Karl-Anthony Towns promotes benefits of medical marijuana use
Karl-Anthony Towns is one of the NBA players who believe the medicinal marijuana should be made legal across the league.
Minnesota Timberwolves center Karl-Anthony Towns has shared his belief publicly that the NBA should allow players to use marijuana for medicinal purposes.
In case you didn't know...
Golden State Warriors coach Steve Kerr said last season on a CSN Bay Area podcast that he used marijuana to try to mitigate the chronic back pain he was dealing with.
The heart of the matter...
In an extensive talk with ESPN, Towns was asked what one change he would make if he were commissioner Adam Silver.
His response was, "I agree with David Stern with marijuana. You don't have to actually make it 'Mary J' [or instead] 'half baked'. You don't have to do it like that, but you could use the chemical properties in it to make a lot of people better.
"That's something that Adam Silver has to do. That's out of my control, but maybe legalising marijuana. Not fully legal, where people are chimneys, but using [marijuana] as a beneficial factor as an athlete, a person living daily."
As earlier stated by Towns, he shares similar views on the subject with former NBA commissioner David Stern. He told former NBA player Al Harrington that he would personally remove marijuana from the banned substance list if given the opportunity to, during a documentary on Uninterrupted.
Towns has seen first-hand the effects which new treatments have had. They've helped his girlfriend's nephew and his family deal with autism and addressed this too.
"You realise those properties can do a lot of good for kids and adults. I've seen nothing but benefits for him and I'm very happy that he finds comfortable, that normalcy every day. Just like a father, mother, a parent with a child, you'd do anything for them."
Towns himself has done some research regarding the advantages of using medical marijuana and said it's a topic debated across the league. "I think it's discussed, but I look at it from my experience. I've never smoked, never taken a strand or properties of it, whatever the case may be. But I deal with kids all the time at autistic schools, Reed Academy in New Jersey.
The 2016 Rookie of the Year continued, saying: "These guys, just because we're NBA athletes, we're not superhumans. Some of us have conditions that could use this to our benefit for everyday living, just taking care of our kids and families.
"We have such a great commissioner in Silver, who's willing to listen to opinions and talk to us about how he feels as well. I think Stern obviously made an intellectual statement from his experience and just seeing things from a different perspective.
"The NBA has done a great job of really cracking down on things that should not be legal.
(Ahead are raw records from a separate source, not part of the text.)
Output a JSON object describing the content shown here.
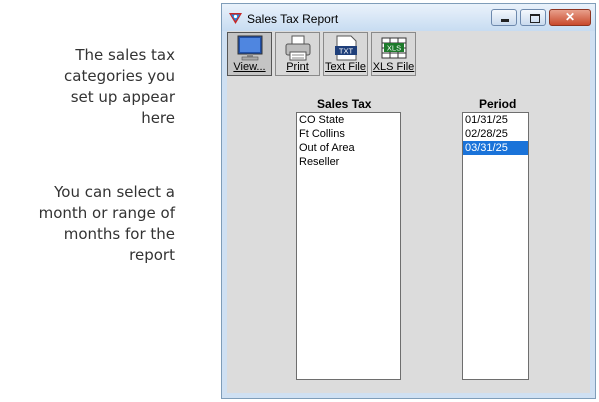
{
  "annotations": {
    "note1_lines": [
      "The sales tax",
      "categories you",
      "set up appear",
      "here"
    ],
    "note2_lines": [
      "You can select a",
      "month or range of",
      "months for the",
      "report"
    ]
  },
  "window": {
    "title": "Sales Tax Report",
    "close_symbol": "✕"
  },
  "toolbar": {
    "view_label": "View...",
    "print_label": "Print",
    "text_file_label": "Text File",
    "xls_file_label": "XLS File",
    "txt_icon_text": "TXT",
    "xls_icon_text": "XLS"
  },
  "sales_tax": {
    "header": "Sales Tax",
    "items": [
      "CO State",
      "Ft Collins",
      "Out of Area",
      "Reseller"
    ]
  },
  "period": {
    "header": "Period",
    "items": [
      "01/31/25",
      "02/28/25",
      "03/31/25"
    ],
    "selected": "03/31/25"
  },
  "colors": {
    "selection": "#1a73d9",
    "window_frame": "#cfe0f2",
    "close_button": "#c94a2c"
  }
}
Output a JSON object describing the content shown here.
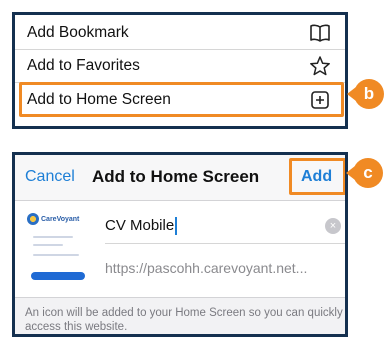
{
  "share_menu": {
    "items": [
      {
        "label": "Add Bookmark",
        "icon": "book-icon"
      },
      {
        "label": "Add to Favorites",
        "icon": "star-icon"
      },
      {
        "label": "Add to Home Screen",
        "icon": "plus-square-icon"
      }
    ]
  },
  "callouts": {
    "b": "b",
    "c": "c",
    "color": "#f08a24"
  },
  "add_to_home": {
    "cancel_label": "Cancel",
    "title": "Add to Home Screen",
    "add_label": "Add",
    "app_thumbnail": {
      "logo_text": "CareVoyant"
    },
    "name_value": "CV Mobile",
    "url": "https://pascohh.carevoyant.net...",
    "note": "An icon will be added to your Home Screen so you can quickly access this website."
  },
  "colors": {
    "accent": "#1e7fd6",
    "frame": "#14304f",
    "highlight": "#f08a24"
  }
}
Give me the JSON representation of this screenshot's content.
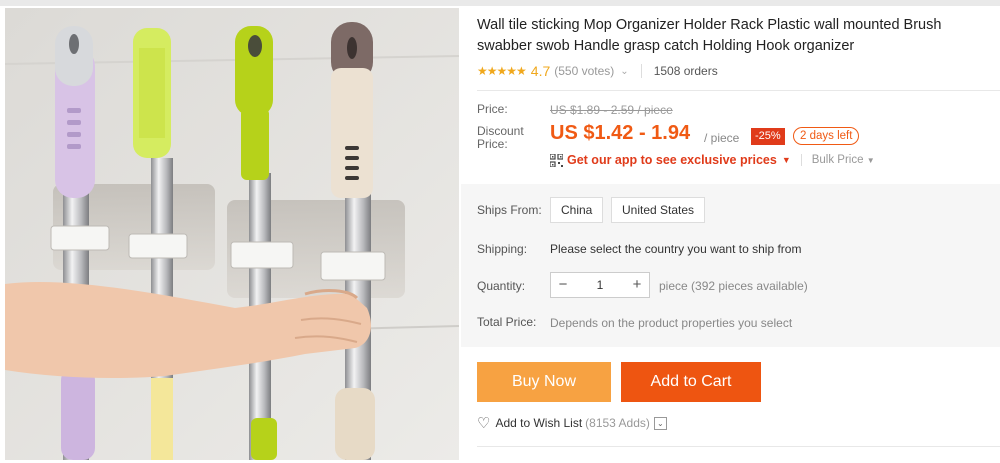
{
  "product": {
    "title": "Wall tile sticking Mop Organizer Holder Rack Plastic wall mounted Brush swabber swob Handle grasp catch Holding Hook organizer",
    "image_alt": "mop organizer holder product photo"
  },
  "rating": {
    "stars": "★★★★★",
    "value": "4.7",
    "votes": "(550 votes)",
    "orders": "1508 orders"
  },
  "price": {
    "price_label": "Price:",
    "original": "US $1.89 - 2.59 / piece",
    "discount_label": "Discount\nPrice:",
    "discount": "US $1.42 - 1.94",
    "unit": "/ piece",
    "off_badge": "-25%",
    "time_badge": "2 days left",
    "app_link": "Get our app to see exclusive prices",
    "bulk": "Bulk Price"
  },
  "shipping": {
    "ships_from_label": "Ships From:",
    "options": [
      "China",
      "United States"
    ],
    "shipping_label": "Shipping:",
    "shipping_text": "Please select the country you want to ship from"
  },
  "quantity": {
    "label": "Quantity:",
    "minus": "−",
    "value": "1",
    "plus": "+",
    "available": "piece (392 pieces available)"
  },
  "total": {
    "label": "Total Price:",
    "text": "Depends on the product properties you select"
  },
  "actions": {
    "buy_now": "Buy Now",
    "add_to_cart": "Add to Cart",
    "wish_list": "Add to Wish List",
    "wish_count": "(8153 Adds)"
  },
  "colors": {
    "accent": "#f05a14",
    "buy_now": "#f7a242",
    "add_to_cart": "#ee5511",
    "stars": "#f0a81d"
  }
}
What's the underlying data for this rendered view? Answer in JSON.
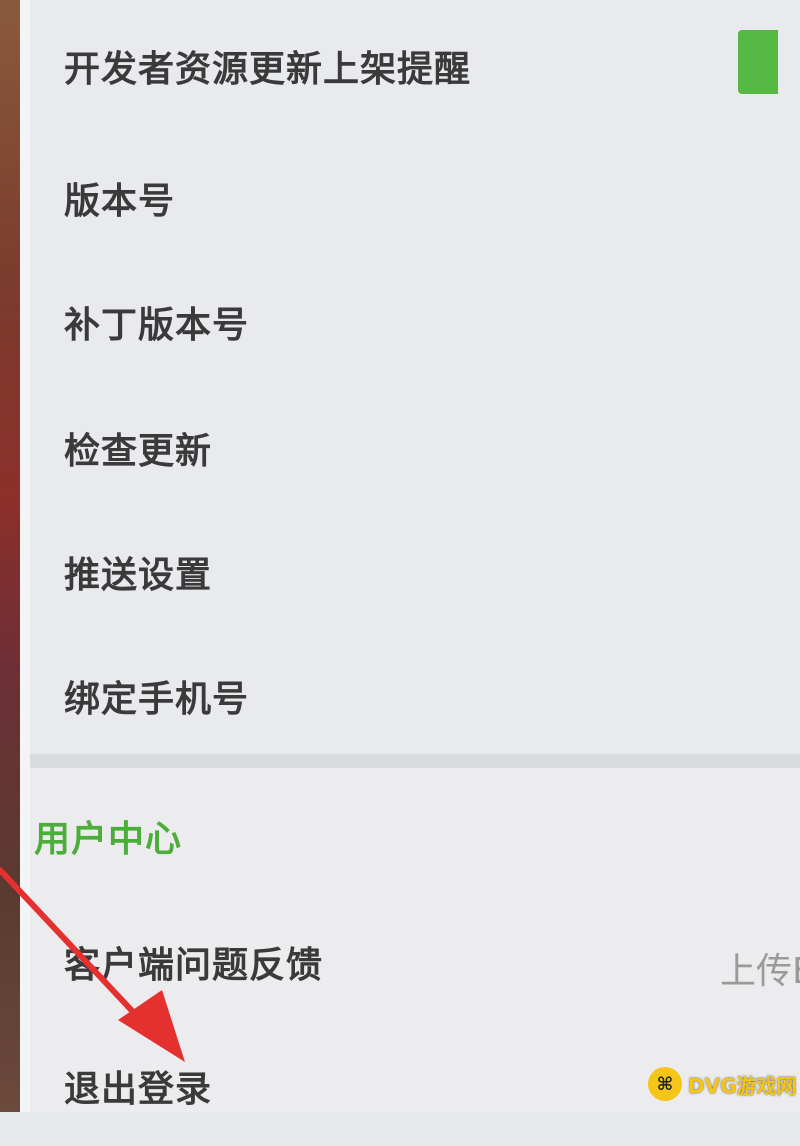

Not only legal as performance-enhancing or whatever case it may be, but just for daily living to have a better life, more sustainable and healthy life by removing those drugs from the game."
It's likely that Towns' comments will ensure the debate about medicinal marijuana continues, and increasingly probable that Silver may address the situation in future to clear up questions.
Looking ahead to more basketball action, Towns' Timberwolves are now 9-5 for the season after their victory over the San Antonio Spurs. They face the Dallas Mavericks (2-13) on Saturday.
The benefits of medicinal marijuana should be used for people who suffer from impairments such as autism, not least if it helps them recover from this. Making the drug legal for NBA players to use is a totally different issue though and can get out of control easily if rules and regulations are not in place. It would have to be carefully monitored if they decide to legalise this across the league.